**WHAT YOU NEED TO DO**
Leave the pictures out and reproduce all the entries word for word.

**RECORD SET**
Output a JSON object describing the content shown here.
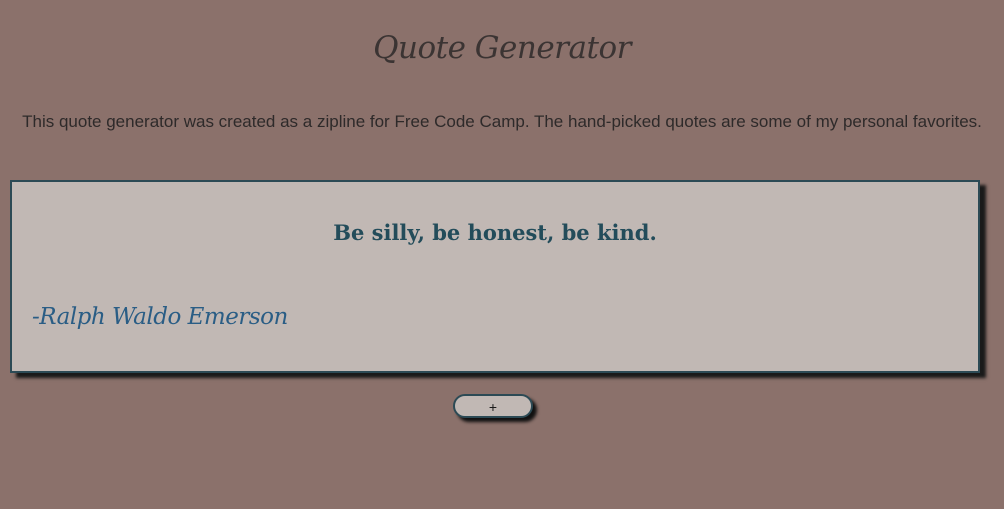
{
  "header": {
    "title": "Quote Generator"
  },
  "intro": {
    "text": "This quote generator was created as a zipline for Free Code Camp. The hand-picked quotes are some of my personal favorites."
  },
  "quote": {
    "text": "Be silly, be honest, be kind.",
    "author": "-Ralph Waldo Emerson"
  },
  "controls": {
    "new_quote_label": "+"
  },
  "colors": {
    "background": "#8b716b",
    "card": "#c1b8b4",
    "border": "#2c4a55",
    "quote_text": "#234c5a",
    "author_text": "#2a5d85"
  }
}
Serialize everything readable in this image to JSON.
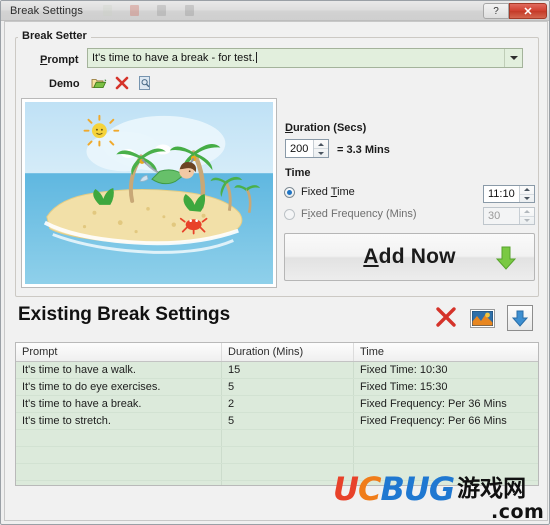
{
  "window": {
    "title": "Break Settings",
    "help_button": "?",
    "close_button": "✕"
  },
  "break_setter": {
    "group_title": "Break Setter",
    "prompt_label": "Prompt",
    "prompt_label_accel": "P",
    "prompt_value": "It's time to have a break - for test.",
    "demo_label": "Demo",
    "demo_icons": [
      "open-folder-icon",
      "delete-red-x-icon",
      "preview-document-icon"
    ],
    "preview_image_alt": "beach-island-illustration"
  },
  "duration": {
    "label": "Duration (Secs)",
    "label_accel": "D",
    "value": "200",
    "converted": "= 3.3 Mins"
  },
  "time": {
    "label": "Time",
    "fixed_time_label": "Fixed Time",
    "fixed_time_accel": "T",
    "fixed_time_value": "11:10",
    "fixed_time_selected": true,
    "fixed_frequency_label": "Fixed Frequency (Mins)",
    "fixed_frequency_value": "30",
    "fixed_frequency_selected": false
  },
  "add_now": {
    "label": "Add Now",
    "label_accel": "A",
    "arrow_icon": "arrow-down-green-icon"
  },
  "existing": {
    "title": "Existing Break Settings",
    "delete_icon": "delete-red-x-icon",
    "image_icon": "picture-thumbnail-icon",
    "download_icon": "arrow-down-blue-icon",
    "columns": [
      "Prompt",
      "Duration (Mins)",
      "Time"
    ],
    "rows": [
      {
        "prompt": "It's time to have a walk.",
        "duration": "15",
        "time": "Fixed Time: 10:30"
      },
      {
        "prompt": "It's time to do eye exercises.",
        "duration": "5",
        "time": "Fixed Time: 15:30"
      },
      {
        "prompt": "It's time to have a break.",
        "duration": "2",
        "time": "Fixed Frequency: Per 36 Mins"
      },
      {
        "prompt": "It's time to stretch.",
        "duration": "5",
        "time": "Fixed Frequency: Per 66 Mins"
      }
    ]
  },
  "watermark": {
    "part_u": "U",
    "part_c": "C",
    "part_bug": "BUG",
    "part_cn": "游戏网",
    "part_com": ".com"
  },
  "colors": {
    "accent_green": "#e2efdd",
    "table_bg": "#dceadb",
    "close_red": "#cf3f2f",
    "radio_blue": "#1f74c4"
  }
}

**SOLUTION FOR THIS EXERCISE**
Output a JSON object describing the content shown here.
{
  "header": {
    "title": "Quote Generator"
  },
  "intro": {
    "text": "This quote generator was created as a zipline for Free Code Camp. The hand-picked quotes are some of my personal favorites."
  },
  "quote": {
    "text": "Be silly, be honest, be kind.",
    "author": "-Ralph Waldo Emerson"
  },
  "controls": {
    "new_quote_label": "+"
  },
  "colors": {
    "background": "#8b716b",
    "card": "#c1b8b4",
    "border": "#2c4a55",
    "quote_text": "#234c5a",
    "author_text": "#2a5d85"
  }
}
Serialize everything readable in this image to JSON.
{
  "window": {
    "title": "Break Settings",
    "help_button": "?",
    "close_button": "✕"
  },
  "break_setter": {
    "group_title": "Break Setter",
    "prompt_label": "Prompt",
    "prompt_label_accel": "P",
    "prompt_value": "It's time to have a break - for test.",
    "demo_label": "Demo",
    "demo_icons": [
      "open-folder-icon",
      "delete-red-x-icon",
      "preview-document-icon"
    ],
    "preview_image_alt": "beach-island-illustration"
  },
  "duration": {
    "label": "Duration (Secs)",
    "label_accel": "D",
    "value": "200",
    "converted": "= 3.3 Mins"
  },
  "time": {
    "label": "Time",
    "fixed_time_label": "Fixed Time",
    "fixed_time_accel": "T",
    "fixed_time_value": "11:10",
    "fixed_time_selected": true,
    "fixed_frequency_label": "Fixed Frequency (Mins)",
    "fixed_frequency_value": "30",
    "fixed_frequency_selected": false
  },
  "add_now": {
    "label": "Add Now",
    "label_accel": "A",
    "arrow_icon": "arrow-down-green-icon"
  },
  "existing": {
    "title": "Existing Break Settings",
    "delete_icon": "delete-red-x-icon",
    "image_icon": "picture-thumbnail-icon",
    "download_icon": "arrow-down-blue-icon",
    "columns": [
      "Prompt",
      "Duration (Mins)",
      "Time"
    ],
    "rows": [
      {
        "prompt": "It's time to have a walk.",
        "duration": "15",
        "time": "Fixed Time: 10:30"
      },
      {
        "prompt": "It's time to do eye exercises.",
        "duration": "5",
        "time": "Fixed Time: 15:30"
      },
      {
        "prompt": "It's time to have a break.",
        "duration": "2",
        "time": "Fixed Frequency: Per 36 Mins"
      },
      {
        "prompt": "It's time to stretch.",
        "duration": "5",
        "time": "Fixed Frequency: Per 66 Mins"
      }
    ]
  },
  "watermark": {
    "part_u": "U",
    "part_c": "C",
    "part_bug": "BUG",
    "part_cn": "游戏网",
    "part_com": ".com"
  },
  "colors": {
    "accent_green": "#e2efdd",
    "table_bg": "#dceadb",
    "close_red": "#cf3f2f",
    "radio_blue": "#1f74c4"
  }
}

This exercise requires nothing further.